Task details :: Wherever the string "サイト作成コンテスト" shows up in the records below, return that line.
Data supplied START
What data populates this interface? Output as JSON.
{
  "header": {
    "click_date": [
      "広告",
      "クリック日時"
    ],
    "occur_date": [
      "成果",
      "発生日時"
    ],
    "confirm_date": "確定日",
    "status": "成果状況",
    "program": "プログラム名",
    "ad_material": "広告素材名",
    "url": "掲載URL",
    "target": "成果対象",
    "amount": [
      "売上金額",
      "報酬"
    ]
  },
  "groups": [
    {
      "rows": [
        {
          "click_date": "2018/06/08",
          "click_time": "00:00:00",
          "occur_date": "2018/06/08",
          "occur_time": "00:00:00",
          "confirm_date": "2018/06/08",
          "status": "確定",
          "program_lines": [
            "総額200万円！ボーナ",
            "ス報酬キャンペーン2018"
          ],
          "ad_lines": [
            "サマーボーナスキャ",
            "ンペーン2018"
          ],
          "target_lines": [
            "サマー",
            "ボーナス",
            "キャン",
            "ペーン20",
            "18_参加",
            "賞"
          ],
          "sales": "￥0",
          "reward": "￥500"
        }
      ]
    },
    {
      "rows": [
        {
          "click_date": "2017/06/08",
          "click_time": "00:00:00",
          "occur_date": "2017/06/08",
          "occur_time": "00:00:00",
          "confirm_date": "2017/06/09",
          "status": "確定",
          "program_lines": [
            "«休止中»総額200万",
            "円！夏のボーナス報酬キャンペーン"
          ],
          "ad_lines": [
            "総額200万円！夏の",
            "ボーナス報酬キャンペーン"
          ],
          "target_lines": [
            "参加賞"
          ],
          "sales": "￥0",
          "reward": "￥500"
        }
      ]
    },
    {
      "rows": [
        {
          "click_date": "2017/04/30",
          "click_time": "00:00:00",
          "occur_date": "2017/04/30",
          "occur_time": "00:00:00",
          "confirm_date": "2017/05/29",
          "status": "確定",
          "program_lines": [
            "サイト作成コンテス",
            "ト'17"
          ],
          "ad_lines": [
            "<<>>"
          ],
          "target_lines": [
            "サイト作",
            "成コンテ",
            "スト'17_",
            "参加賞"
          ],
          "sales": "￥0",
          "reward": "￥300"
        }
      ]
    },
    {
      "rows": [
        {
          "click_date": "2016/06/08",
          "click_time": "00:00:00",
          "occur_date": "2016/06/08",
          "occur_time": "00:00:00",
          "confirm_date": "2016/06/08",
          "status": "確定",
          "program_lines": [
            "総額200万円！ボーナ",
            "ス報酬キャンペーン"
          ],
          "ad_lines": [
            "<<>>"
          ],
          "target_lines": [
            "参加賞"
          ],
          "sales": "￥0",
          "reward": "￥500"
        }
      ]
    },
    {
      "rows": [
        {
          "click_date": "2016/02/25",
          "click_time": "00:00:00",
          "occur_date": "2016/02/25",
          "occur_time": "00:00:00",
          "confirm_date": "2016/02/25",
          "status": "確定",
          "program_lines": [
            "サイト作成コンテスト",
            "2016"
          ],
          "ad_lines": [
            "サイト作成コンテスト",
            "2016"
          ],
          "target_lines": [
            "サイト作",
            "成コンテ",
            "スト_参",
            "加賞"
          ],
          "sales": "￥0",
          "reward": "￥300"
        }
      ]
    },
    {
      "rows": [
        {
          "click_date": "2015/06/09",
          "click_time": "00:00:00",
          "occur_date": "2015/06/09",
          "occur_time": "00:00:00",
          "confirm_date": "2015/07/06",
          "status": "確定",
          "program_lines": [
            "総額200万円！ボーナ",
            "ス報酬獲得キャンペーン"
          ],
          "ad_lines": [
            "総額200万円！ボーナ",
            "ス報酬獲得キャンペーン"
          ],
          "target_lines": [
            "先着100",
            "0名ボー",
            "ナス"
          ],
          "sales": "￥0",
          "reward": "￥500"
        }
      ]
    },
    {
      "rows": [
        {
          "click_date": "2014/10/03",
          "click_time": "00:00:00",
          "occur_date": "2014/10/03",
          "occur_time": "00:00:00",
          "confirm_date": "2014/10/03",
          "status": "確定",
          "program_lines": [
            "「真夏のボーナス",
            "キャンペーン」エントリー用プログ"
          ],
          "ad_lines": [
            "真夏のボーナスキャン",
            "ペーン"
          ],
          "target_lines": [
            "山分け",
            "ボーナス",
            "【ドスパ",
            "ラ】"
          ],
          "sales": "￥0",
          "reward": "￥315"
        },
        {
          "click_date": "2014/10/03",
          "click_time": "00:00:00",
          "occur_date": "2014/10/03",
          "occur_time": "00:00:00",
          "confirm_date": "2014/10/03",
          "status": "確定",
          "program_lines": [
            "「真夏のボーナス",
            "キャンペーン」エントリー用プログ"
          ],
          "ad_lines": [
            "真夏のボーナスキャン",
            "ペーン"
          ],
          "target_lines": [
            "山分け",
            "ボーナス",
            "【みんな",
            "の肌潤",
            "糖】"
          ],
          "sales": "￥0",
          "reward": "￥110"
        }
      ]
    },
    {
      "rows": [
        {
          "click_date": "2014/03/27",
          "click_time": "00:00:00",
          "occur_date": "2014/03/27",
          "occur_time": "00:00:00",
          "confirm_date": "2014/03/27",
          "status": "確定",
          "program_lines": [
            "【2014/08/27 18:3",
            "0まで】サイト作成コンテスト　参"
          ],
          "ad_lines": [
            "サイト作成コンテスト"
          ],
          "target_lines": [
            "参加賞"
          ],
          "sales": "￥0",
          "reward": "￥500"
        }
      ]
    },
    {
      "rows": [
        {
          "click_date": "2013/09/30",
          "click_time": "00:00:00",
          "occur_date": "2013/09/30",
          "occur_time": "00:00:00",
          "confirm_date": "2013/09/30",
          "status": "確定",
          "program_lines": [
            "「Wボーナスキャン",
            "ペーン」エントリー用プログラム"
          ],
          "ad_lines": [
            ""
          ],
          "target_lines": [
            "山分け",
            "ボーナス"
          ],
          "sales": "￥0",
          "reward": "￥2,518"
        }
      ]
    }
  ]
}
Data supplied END
Task result ::
            "サイト作成コンテスト",
            "サイト作成コンテスト",
            "0まで】サイト作成コンテスト　参"
            "サイト作成コンテスト"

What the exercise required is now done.